By AFL-CIO President John Sweeney

The closeness of today’s vote on the Oman Free Trade Agreement shows that the trade debate in this country is becoming more intense, as politicians in both parties are beginning to realize that our trade policy needs deep reform, not acceleration.

Today's House vote was much narrower than expected, 221-205. Only 22 Democrats voted for this flawed deal, along with 199 Republicans, while 176 Democrats (almost 90 percent of the caucus) and 28 Republicans voted no.

With working people going to the polls in only three and a half months, members of Congress are increasingly reluctant to ratify this administration’s failed trade policy. This policy has resulted in an exploding and out-of-control trade deficit (now at an annual rate of $800 billion a year), millions of good jobs lost, eroding standards of living for the typical worker, and devastated communities.

The upside-down priorities of the Bush Administration are reflected in this deeply flawed agreement. The Oman deal has the same weak and inadequate protections for workers’ rights contained in CAFTA and the other FTAs negotiated by this administration. These provisions are made all the more problematic because Oman’s labor laws are the weakest of any country with which we have ever negotiated a free trade agreement.

Despite the Administration's assertions, these trade agreements don't strengthen security or our government's relationships with other countries any more than they create jobs.
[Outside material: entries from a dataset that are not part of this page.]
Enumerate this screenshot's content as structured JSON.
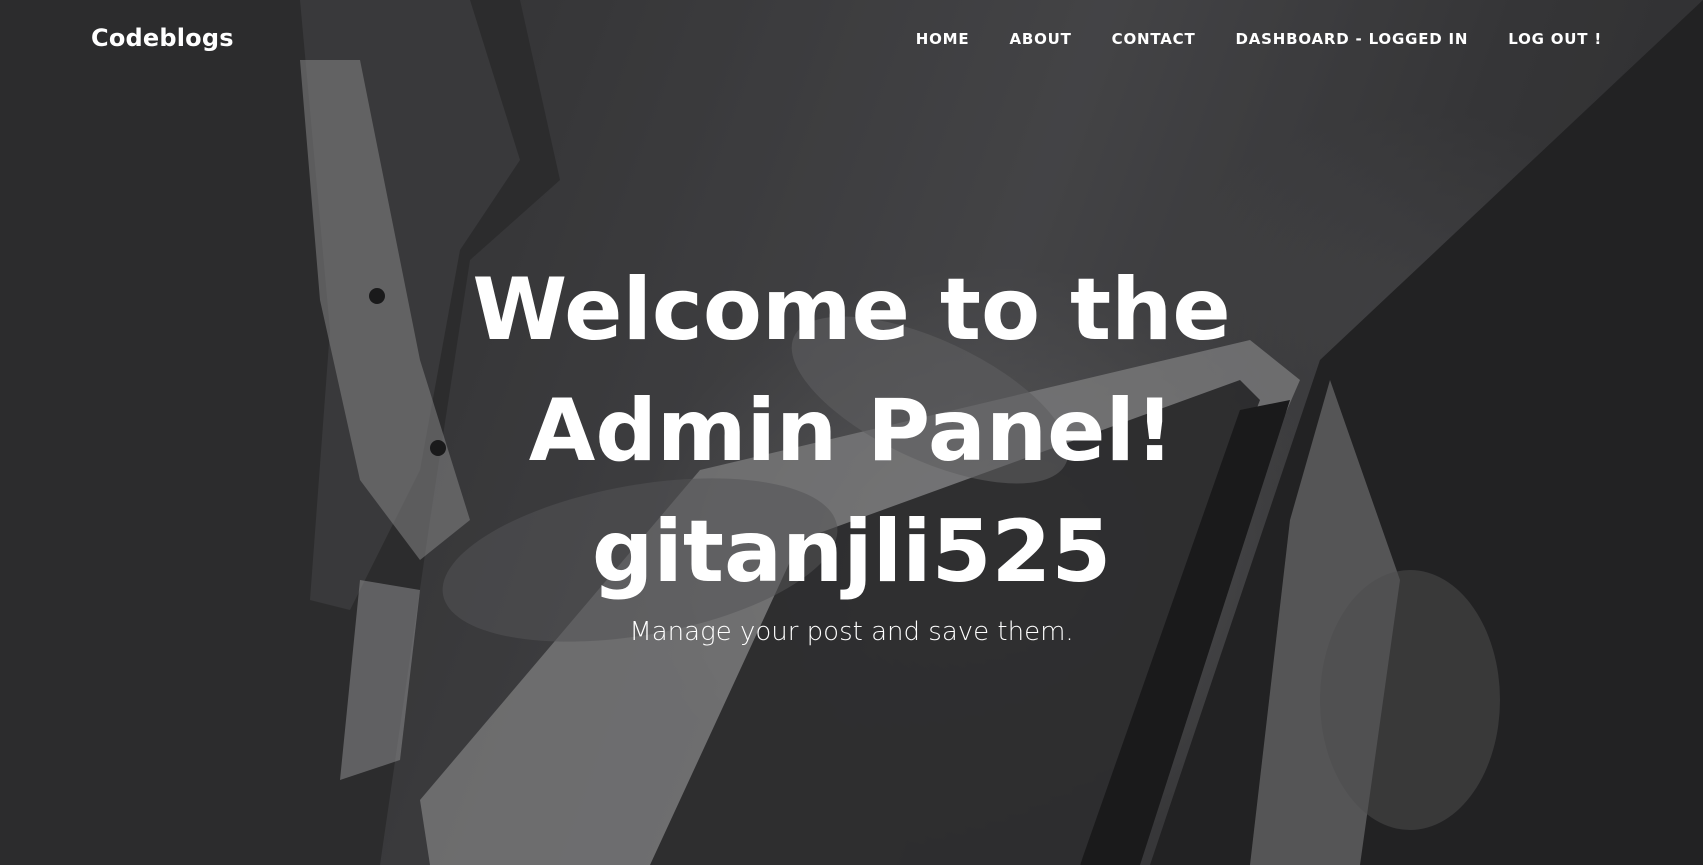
{
  "navbar": {
    "brand": "Codeblogs",
    "items": [
      {
        "label": "HOME"
      },
      {
        "label": "ABOUT"
      },
      {
        "label": "CONTACT"
      },
      {
        "label": "DASHBOARD - LOGGED IN"
      },
      {
        "label": "LOG OUT !"
      }
    ]
  },
  "hero": {
    "title_line1": "Welcome to the",
    "title_line2": "Admin Panel!",
    "title_line3": "gitanjli525",
    "subheading": "Manage your post and save them.",
    "background_image": "person-typing-on-laptop-photo"
  },
  "colors": {
    "text": "#ffffff",
    "overlay": "#141416"
  }
}
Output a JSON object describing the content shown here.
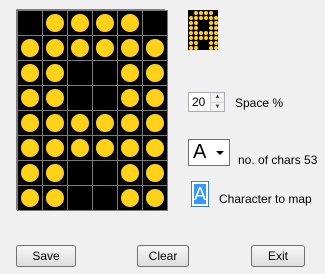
{
  "grid": {
    "rows": 8,
    "cols": 6,
    "pattern": [
      [
        0,
        1,
        1,
        1,
        1,
        0
      ],
      [
        1,
        1,
        1,
        1,
        1,
        1
      ],
      [
        1,
        1,
        0,
        0,
        1,
        1
      ],
      [
        1,
        1,
        0,
        0,
        1,
        1
      ],
      [
        1,
        1,
        1,
        1,
        1,
        1
      ],
      [
        1,
        1,
        1,
        1,
        1,
        1
      ],
      [
        1,
        1,
        0,
        0,
        1,
        1
      ],
      [
        1,
        1,
        0,
        0,
        1,
        1
      ]
    ],
    "on_color": "#ffd21a",
    "off_color": "#000000"
  },
  "space": {
    "value": "20",
    "label": "Space %"
  },
  "charset": {
    "selected": "A",
    "count_label": "no. of chars 53"
  },
  "character": {
    "value": "A",
    "label": "Character to map"
  },
  "buttons": {
    "save": "Save",
    "clear": "Clear",
    "exit": "Exit"
  }
}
They actually generate resentment toward the US and are perceived negatively in many parts of the developing world including the Middle East. So the irony is that while the Administration says this agreement would improve the US image in the Middle East, it will likely do the opposite. The Oman deal also threatens our national security by potentially opening up landside port operations to Omani-based companies – precisely the kind of transaction rejected by Congress and the American public in the Dubai ports debacle.

While we in the American labor movement were deeply disappointed in today’s outcome, we also believe the closeness of the vote reflects the tremendous progress we have made over the last decade in bringing the issues of fairness and workers’ rights to the center of the trade debate. We plan to work harder than ever to ensure that America’s trade policies reflect the values and protect the interests of America’s working families, and create a foundation for a truly just global economy.